— AVAILABLE RECORDS —
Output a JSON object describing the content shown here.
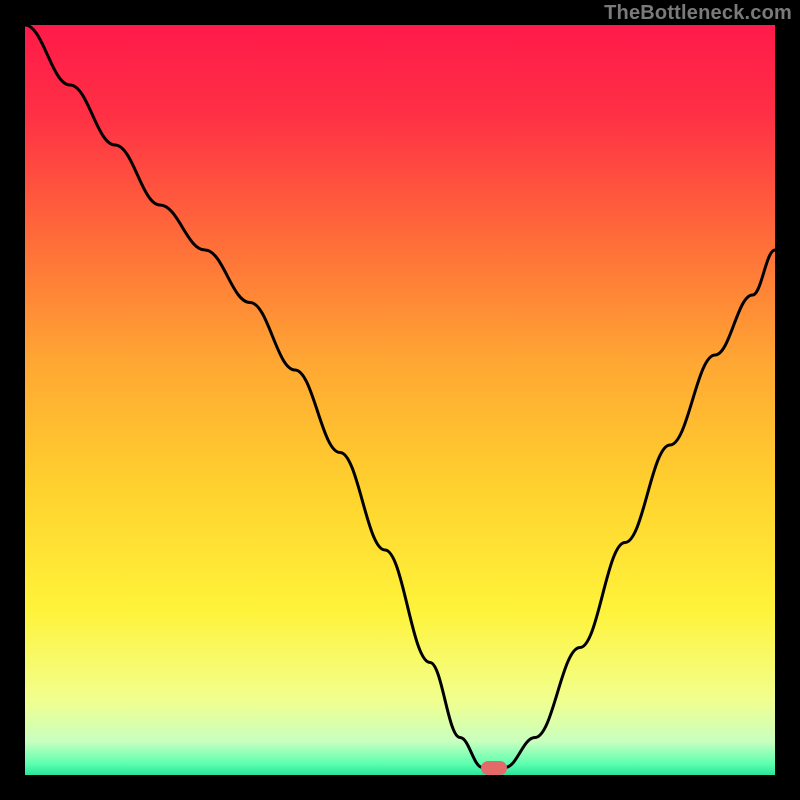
{
  "watermark": "TheBottleneck.com",
  "colors": {
    "marker": "#e46a6a",
    "curve": "#000000",
    "frame": "#000000"
  },
  "marker": {
    "x_pct": 62.5,
    "y_pct": 99.0
  },
  "chart_data": {
    "type": "line",
    "title": "",
    "xlabel": "",
    "ylabel": "",
    "xlim": [
      0,
      100
    ],
    "ylim": [
      0,
      100
    ],
    "background_gradient_stops": [
      {
        "offset": 0.0,
        "color": "#ff1a4a"
      },
      {
        "offset": 0.12,
        "color": "#ff3045"
      },
      {
        "offset": 0.28,
        "color": "#ff6a3a"
      },
      {
        "offset": 0.45,
        "color": "#ffa733"
      },
      {
        "offset": 0.62,
        "color": "#ffd22e"
      },
      {
        "offset": 0.78,
        "color": "#fff33a"
      },
      {
        "offset": 0.9,
        "color": "#f1ff8e"
      },
      {
        "offset": 0.955,
        "color": "#c9ffbf"
      },
      {
        "offset": 0.985,
        "color": "#5dffb0"
      },
      {
        "offset": 1.0,
        "color": "#28e59a"
      }
    ],
    "series": [
      {
        "name": "bottleneck-curve",
        "x": [
          0,
          6,
          12,
          18,
          24,
          30,
          36,
          42,
          48,
          54,
          58,
          61,
          64,
          68,
          74,
          80,
          86,
          92,
          97,
          100
        ],
        "y": [
          100,
          92,
          84,
          76,
          70,
          63,
          54,
          43,
          30,
          15,
          5,
          1,
          1,
          5,
          17,
          31,
          44,
          56,
          64,
          70
        ]
      }
    ],
    "marker": {
      "x": 62.5,
      "y": 1
    },
    "annotations": []
  }
}
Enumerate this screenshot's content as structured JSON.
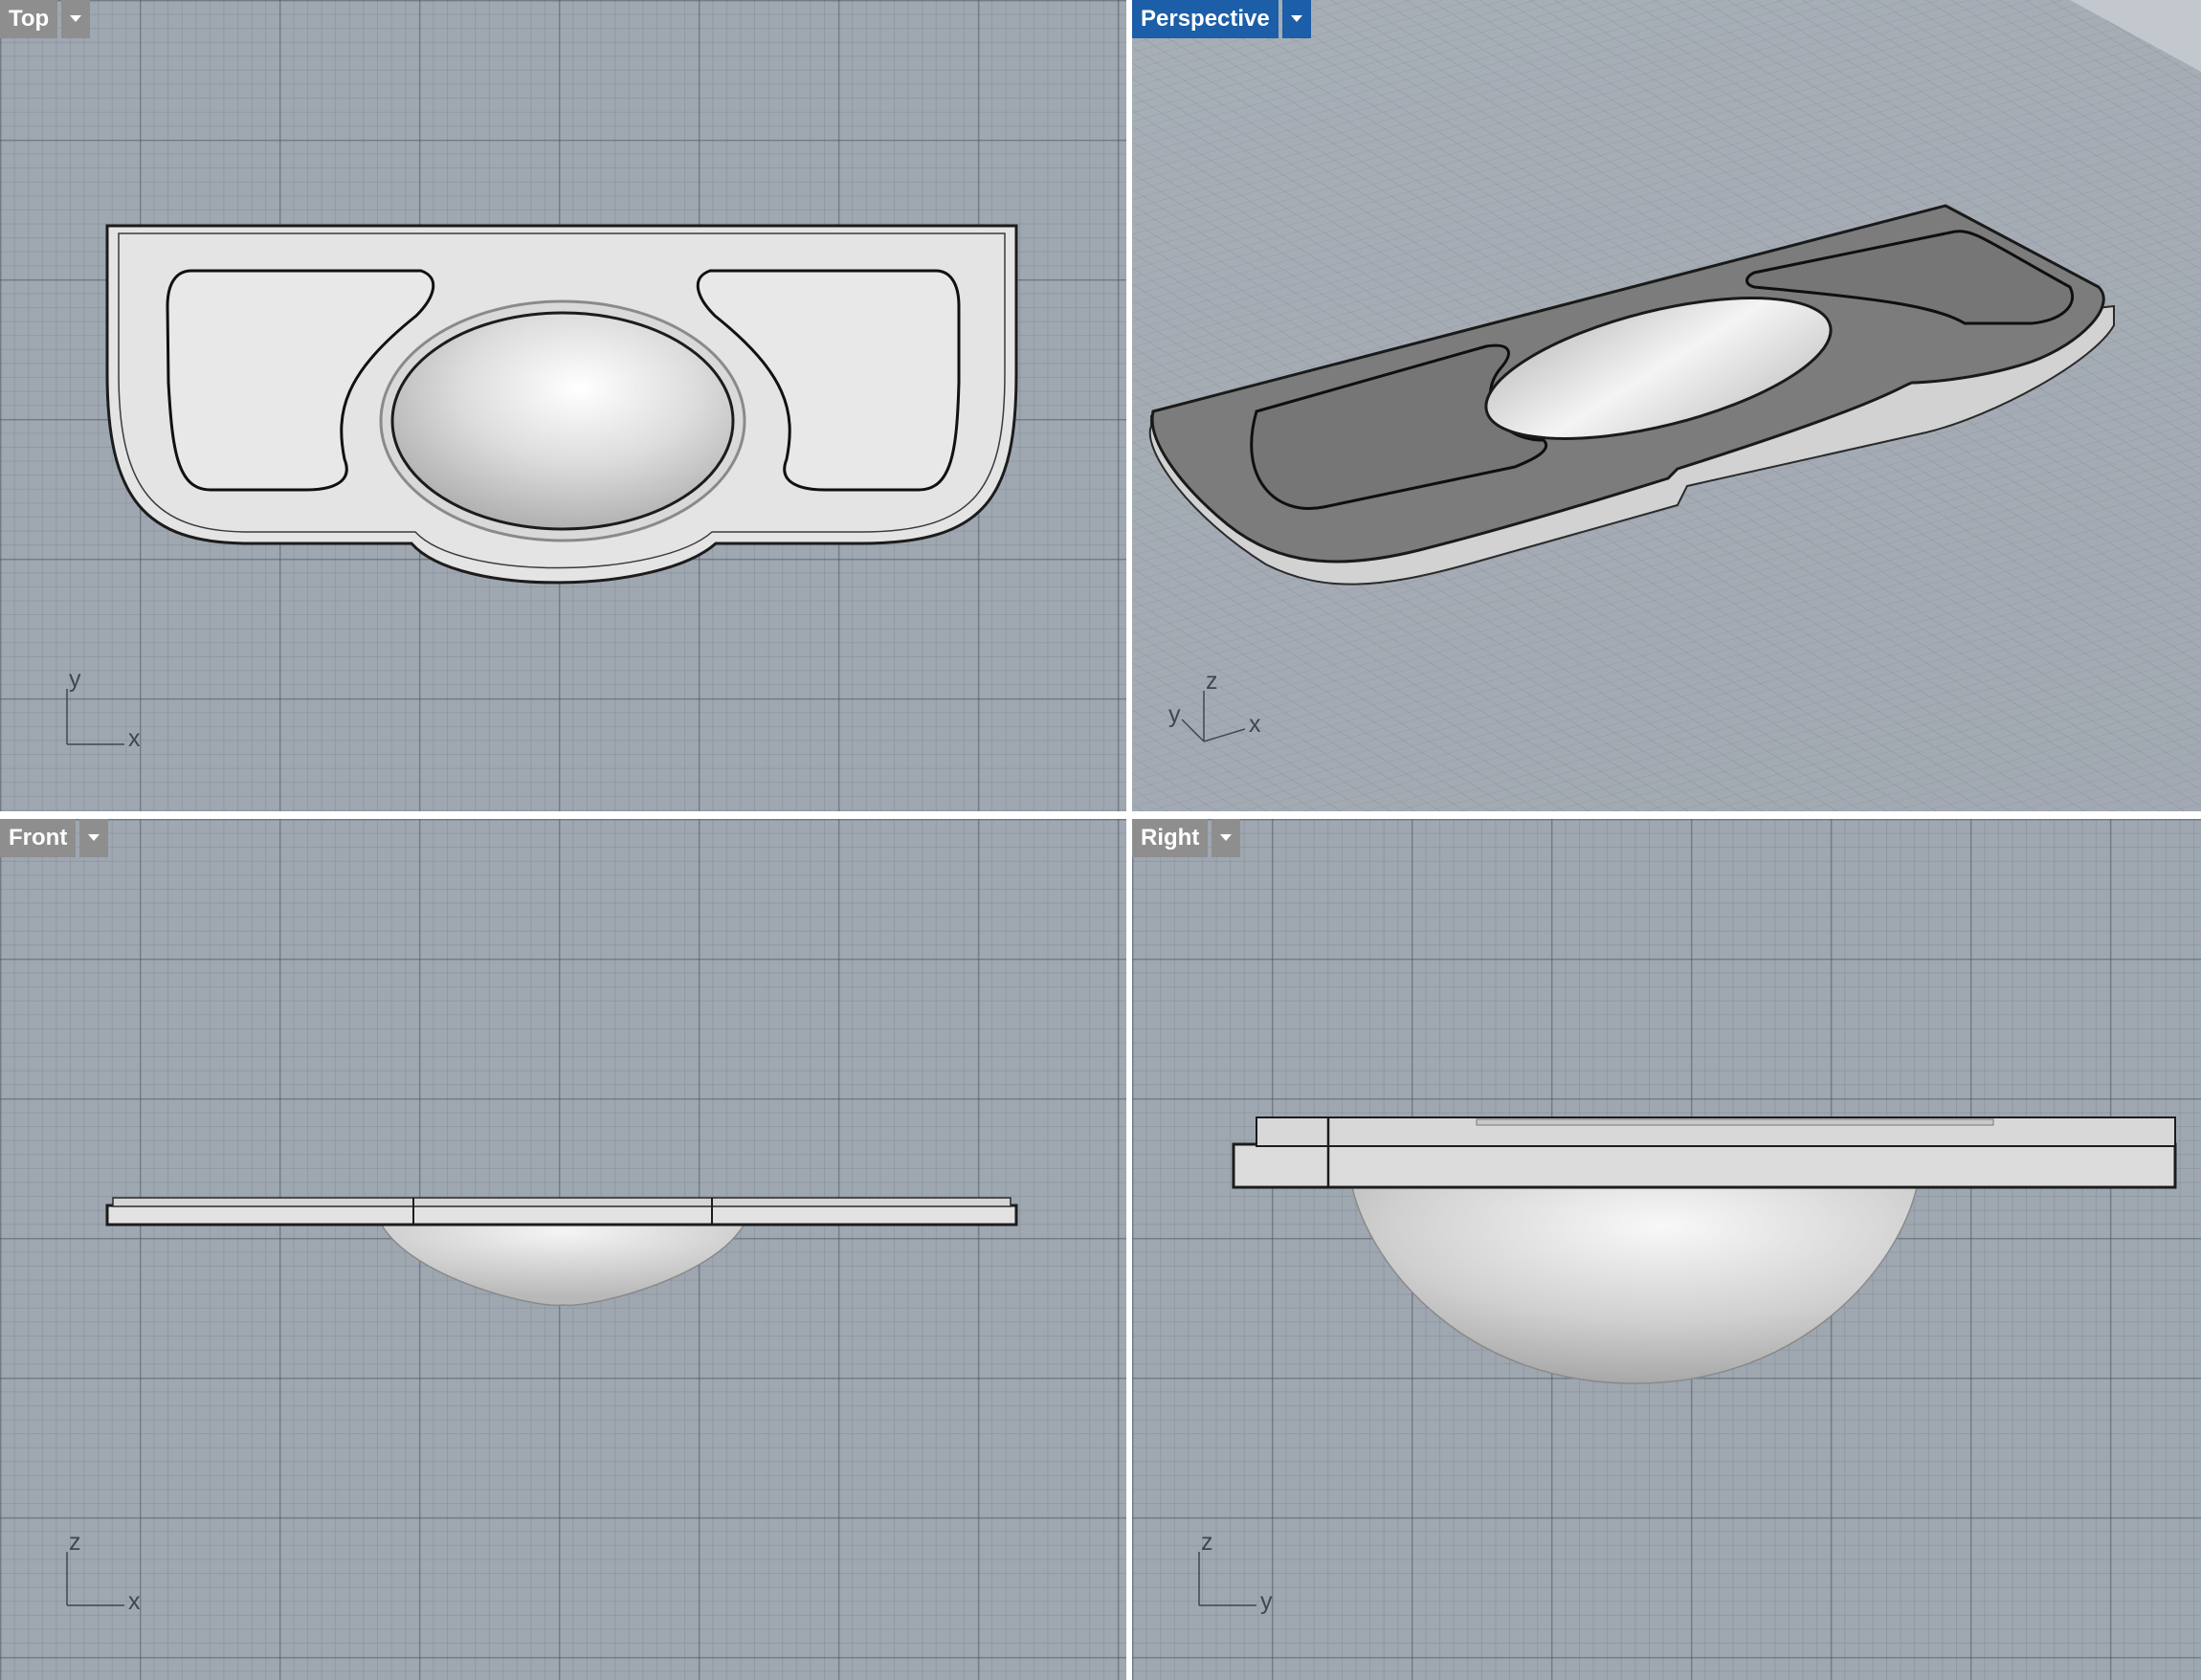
{
  "colors": {
    "viewport_bg": "#9fa7b1",
    "active_tab": "#1c5ea7",
    "inactive_tab": "#8e8e8e",
    "model_surface": "#e6e6e6",
    "perspective_top": "#7d7d7d"
  },
  "viewports": {
    "top": {
      "label": "Top",
      "axis_v": "y",
      "axis_h": "x",
      "active": false
    },
    "perspective": {
      "label": "Perspective",
      "axis_z": "z",
      "axis_y": "y",
      "axis_x": "x",
      "active": true
    },
    "front": {
      "label": "Front",
      "axis_v": "z",
      "axis_h": "x",
      "active": false
    },
    "right": {
      "label": "Right",
      "axis_v": "z",
      "axis_h": "y",
      "active": false
    }
  },
  "icons": {
    "viewport_menu": "chevron-down-icon"
  }
}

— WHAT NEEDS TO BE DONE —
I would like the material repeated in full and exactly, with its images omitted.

— REPLY TO THE TASK —
Output a JSON object describing the content shown here.
{
  "watermark": "TheBottleneck.com",
  "colors": {
    "marker": "#e46a6a",
    "curve": "#000000",
    "frame": "#000000"
  },
  "marker": {
    "x_pct": 62.5,
    "y_pct": 99.0
  },
  "chart_data": {
    "type": "line",
    "title": "",
    "xlabel": "",
    "ylabel": "",
    "xlim": [
      0,
      100
    ],
    "ylim": [
      0,
      100
    ],
    "background_gradient_stops": [
      {
        "offset": 0.0,
        "color": "#ff1a4a"
      },
      {
        "offset": 0.12,
        "color": "#ff3045"
      },
      {
        "offset": 0.28,
        "color": "#ff6a3a"
      },
      {
        "offset": 0.45,
        "color": "#ffa733"
      },
      {
        "offset": 0.62,
        "color": "#ffd22e"
      },
      {
        "offset": 0.78,
        "color": "#fff33a"
      },
      {
        "offset": 0.9,
        "color": "#f1ff8e"
      },
      {
        "offset": 0.955,
        "color": "#c9ffbf"
      },
      {
        "offset": 0.985,
        "color": "#5dffb0"
      },
      {
        "offset": 1.0,
        "color": "#28e59a"
      }
    ],
    "series": [
      {
        "name": "bottleneck-curve",
        "x": [
          0,
          6,
          12,
          18,
          24,
          30,
          36,
          42,
          48,
          54,
          58,
          61,
          64,
          68,
          74,
          80,
          86,
          92,
          97,
          100
        ],
        "y": [
          100,
          92,
          84,
          76,
          70,
          63,
          54,
          43,
          30,
          15,
          5,
          1,
          1,
          5,
          17,
          31,
          44,
          56,
          64,
          70
        ]
      }
    ],
    "marker": {
      "x": 62.5,
      "y": 1
    },
    "annotations": []
  }
}
Enumerate this screenshot's content as structured JSON.
{
  "colors": {
    "viewport_bg": "#9fa7b1",
    "active_tab": "#1c5ea7",
    "inactive_tab": "#8e8e8e",
    "model_surface": "#e6e6e6",
    "perspective_top": "#7d7d7d"
  },
  "viewports": {
    "top": {
      "label": "Top",
      "axis_v": "y",
      "axis_h": "x",
      "active": false
    },
    "perspective": {
      "label": "Perspective",
      "axis_z": "z",
      "axis_y": "y",
      "axis_x": "x",
      "active": true
    },
    "front": {
      "label": "Front",
      "axis_v": "z",
      "axis_h": "x",
      "active": false
    },
    "right": {
      "label": "Right",
      "axis_v": "z",
      "axis_h": "y",
      "active": false
    }
  },
  "icons": {
    "viewport_menu": "chevron-down-icon"
  }
}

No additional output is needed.